WORK REQUEST - Each line that contains the word "JSON" is to be copied from the records below.

(Entries from a dataset of interfaces)
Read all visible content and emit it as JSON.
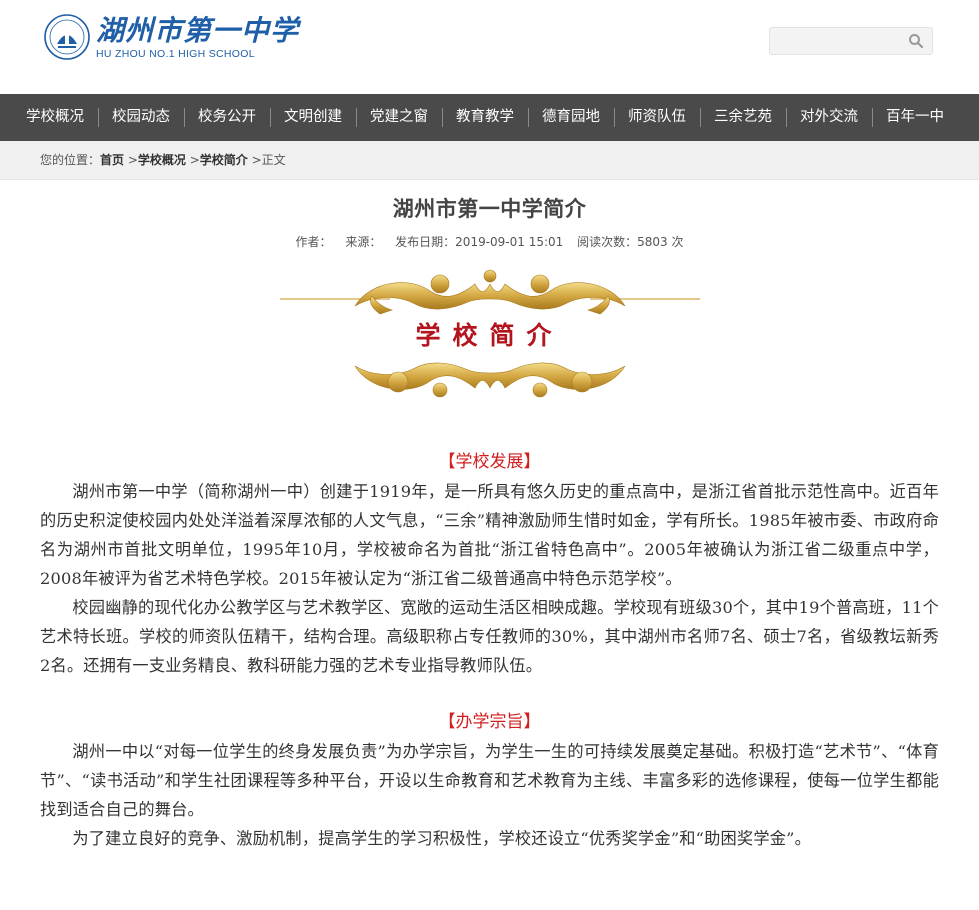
{
  "header": {
    "logo_cn": "湖州市第一中学",
    "logo_en": "HU ZHOU NO.1 HIGH SCHOOL",
    "search_placeholder": ""
  },
  "nav": {
    "items": [
      "学校概况",
      "校园动态",
      "校务公开",
      "文明创建",
      "党建之窗",
      "教育教学",
      "德育园地",
      "师资队伍",
      "三余艺苑",
      "对外交流",
      "百年一中"
    ]
  },
  "breadcrumb": {
    "prefix": "您的位置：",
    "home": "首页",
    "sep1": " >",
    "level1": "学校概况",
    "sep2": " >",
    "level2": "学校简介",
    "tail": " >正文"
  },
  "article": {
    "title": "湖州市第一中学简介",
    "author_label": "作者：",
    "source_label": "来源：",
    "date_label": "发布日期：2019-09-01 15:01",
    "views_label": "阅读次数：5803 次",
    "banner_text": "学校简介",
    "sections": [
      {
        "heading": "【学校发展】",
        "paragraphs": [
          "湖州市第一中学（简称湖州一中）创建于1919年，是一所具有悠久历史的重点高中，是浙江省首批示范性高中。近百年的历史积淀使校园内处处洋溢着深厚浓郁的人文气息，“三余”精神激励师生惜时如金，学有所长。1985年被市委、市政府命名为湖州市首批文明单位，1995年10月，学校被命名为首批“浙江省特色高中”。2005年被确认为浙江省二级重点中学， 2008年被评为省艺术特色学校。2015年被认定为“浙江省二级普通高中特色示范学校”。",
          "校园幽静的现代化办公教学区与艺术教学区、宽敞的运动生活区相映成趣。学校现有班级30个，其中19个普高班，11个艺术特长班。学校的师资队伍精干，结构合理。高级职称占专任教师的30%，其中湖州市名师7名、硕士7名，省级教坛新秀2名。还拥有一支业务精良、教科研能力强的艺术专业指导教师队伍。"
        ]
      },
      {
        "heading": "【办学宗旨】",
        "paragraphs": [
          "湖州一中以“对每一位学生的终身发展负责”为办学宗旨，为学生一生的可持续发展奠定基础。积极打造“艺术节”、“体育节”、“读书活动”和学生社团课程等多种平台，开设以生命教育和艺术教育为主线、丰富多彩的选修课程，使每一位学生都能找到适合自己的舞台。",
          "为了建立良好的竞争、激励机制，提高学生的学习积极性，学校还设立“优秀奖学金”和“助困奖学金”。"
        ]
      }
    ]
  },
  "colors": {
    "brand_blue": "#1f5fa8",
    "nav_bg": "#4a4a4a",
    "heading_red": "#d21e1e",
    "banner_gold": "#d4a843",
    "banner_red": "#b3141d"
  }
}
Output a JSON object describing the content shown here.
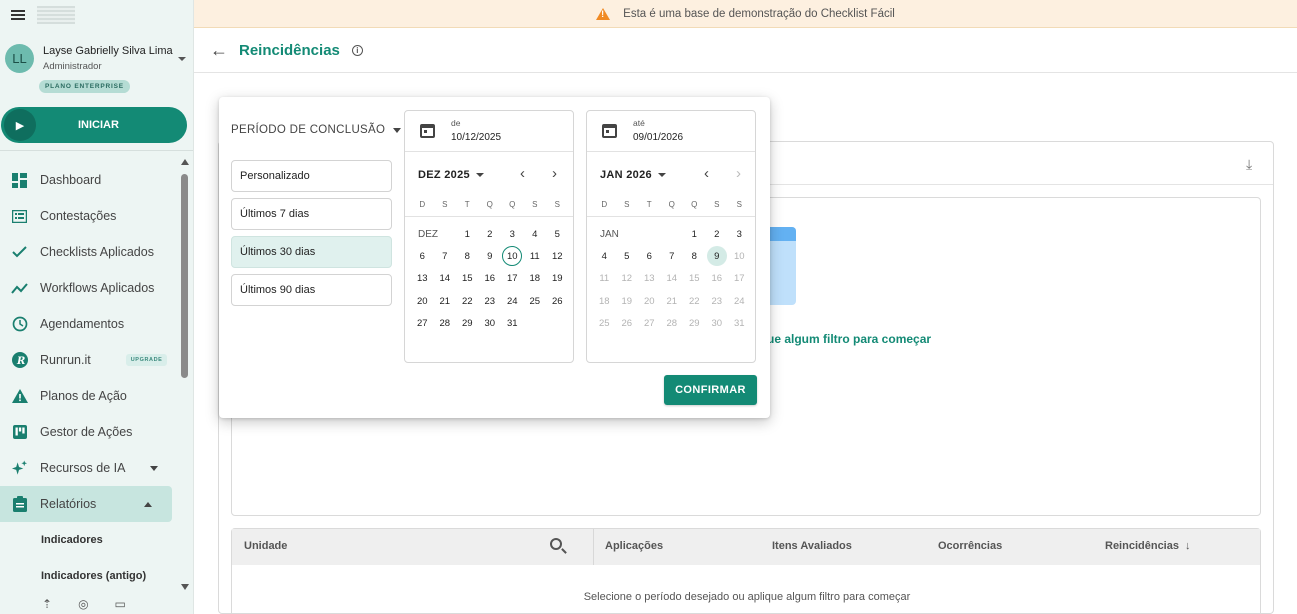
{
  "sidebar": {
    "user": {
      "initials": "LL",
      "name": "Layse Gabrielly Silva Lima",
      "role": "Administrador",
      "plan": "PLANO ENTERPRISE"
    },
    "start_label": "INICIAR",
    "items": [
      {
        "label": "Dashboard",
        "icon": "dashboard-icon"
      },
      {
        "label": "Contestações",
        "icon": "list-icon"
      },
      {
        "label": "Checklists Aplicados",
        "icon": "check-icon"
      },
      {
        "label": "Workflows Aplicados",
        "icon": "trend-icon"
      },
      {
        "label": "Agendamentos",
        "icon": "clock-icon"
      },
      {
        "label": "Runrun.it",
        "icon": "runrun-icon",
        "badge": "UPGRADE"
      },
      {
        "label": "Planos de Ação",
        "icon": "warning-icon"
      },
      {
        "label": "Gestor de Ações",
        "icon": "board-icon"
      },
      {
        "label": "Recursos de IA",
        "icon": "sparkle-icon"
      },
      {
        "label": "Relatórios",
        "icon": "clipboard-icon"
      }
    ],
    "subitems": [
      {
        "label": "Indicadores"
      },
      {
        "label": "Indicadores (antigo)"
      }
    ]
  },
  "banner": {
    "text": "Esta é uma base de demonstração do Checklist Fácil"
  },
  "header": {
    "title": "Reincidências"
  },
  "content": {
    "empty_hint": "ue algum filtro para começar",
    "table": {
      "columns": [
        "Unidade",
        "Aplicações",
        "Itens Avaliados",
        "Ocorrências",
        "Reincidências"
      ],
      "empty_text": "Selecione o período desejado ou aplique algum filtro para começar"
    }
  },
  "picker": {
    "period_label": "PERÍODO DE CONCLUSÃO",
    "presets": [
      "Personalizado",
      "Últimos 7 dias",
      "Últimos 30 dias",
      "Últimos 90 dias"
    ],
    "selected_preset": "Últimos 30 dias",
    "from": {
      "label": "de",
      "value": "10/12/2025"
    },
    "to": {
      "label": "até",
      "value": "09/01/2026"
    },
    "weekdays": [
      "D",
      "S",
      "T",
      "Q",
      "Q",
      "S",
      "S"
    ],
    "left_month": {
      "title": "DEZ 2025",
      "label": "DEZ"
    },
    "right_month": {
      "title": "JAN 2026",
      "label": "JAN"
    },
    "confirm_label": "CONFIRMAR"
  },
  "colors": {
    "accent": "#138a75",
    "banner_bg": "#fdf0e0",
    "warning": "#f08a24"
  }
}
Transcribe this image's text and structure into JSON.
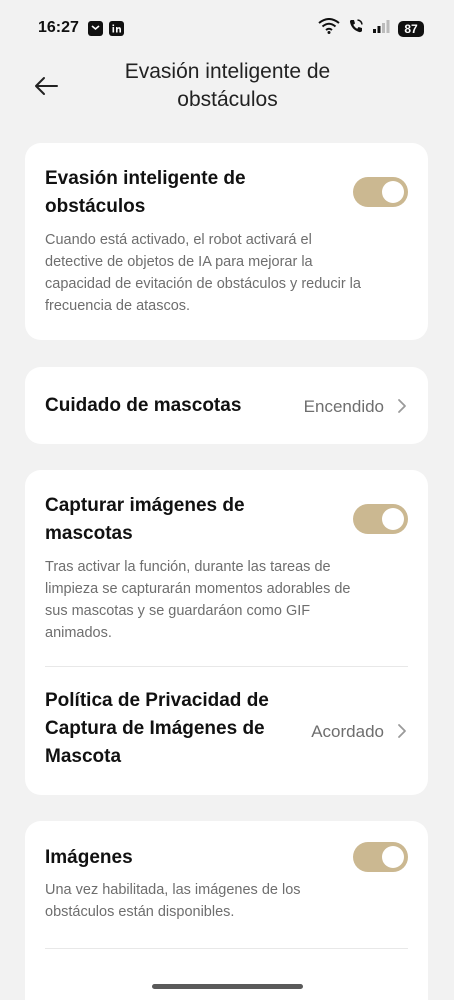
{
  "status_bar": {
    "time": "16:27",
    "battery": "87",
    "notification_icons": [
      "mail-icon",
      "linkedin-icon"
    ],
    "system_icons": [
      "wifi-icon",
      "call-icon",
      "signal-icon",
      "battery-icon"
    ]
  },
  "header": {
    "title": "Evasión inteligente de obstáculos",
    "back_icon": "arrow-left-icon"
  },
  "sections": {
    "obstacle_avoidance": {
      "title": "Evasión inteligente de obstáculos",
      "description": "Cuando está activado, el robot activará el detective de objetos de IA para mejorar la capacidad de evitación de obstáculos y reducir la frecuencia de atascos.",
      "enabled": true
    },
    "pet_care": {
      "title": "Cuidado de mascotas",
      "value": "Encendido"
    },
    "pet_capture": {
      "title": "Capturar imágenes de mascotas",
      "description": "Tras activar la función, durante las tareas de limpieza se capturarán momentos adorables de sus mascotas y se guardaráon como GIF animados.",
      "enabled": true
    },
    "pet_privacy": {
      "title": "Política de Privacidad de Captura de Imágenes de Mascota",
      "value": "Acordado"
    },
    "images": {
      "title": "Imágenes",
      "description": "Una vez habilitada, las imágenes de los obstáculos están disponibles.",
      "enabled": true
    }
  },
  "colors": {
    "background": "#f2f2f2",
    "card": "#ffffff",
    "toggle_on": "#cbb891",
    "secondary_text": "#6e6e6e"
  }
}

SOLUTION FOR THIS PROBLEM -
Read all visible content and emit it as JSON.
Output a JSON object describing the content shown here.
Transcribe this image's text and structure into JSON.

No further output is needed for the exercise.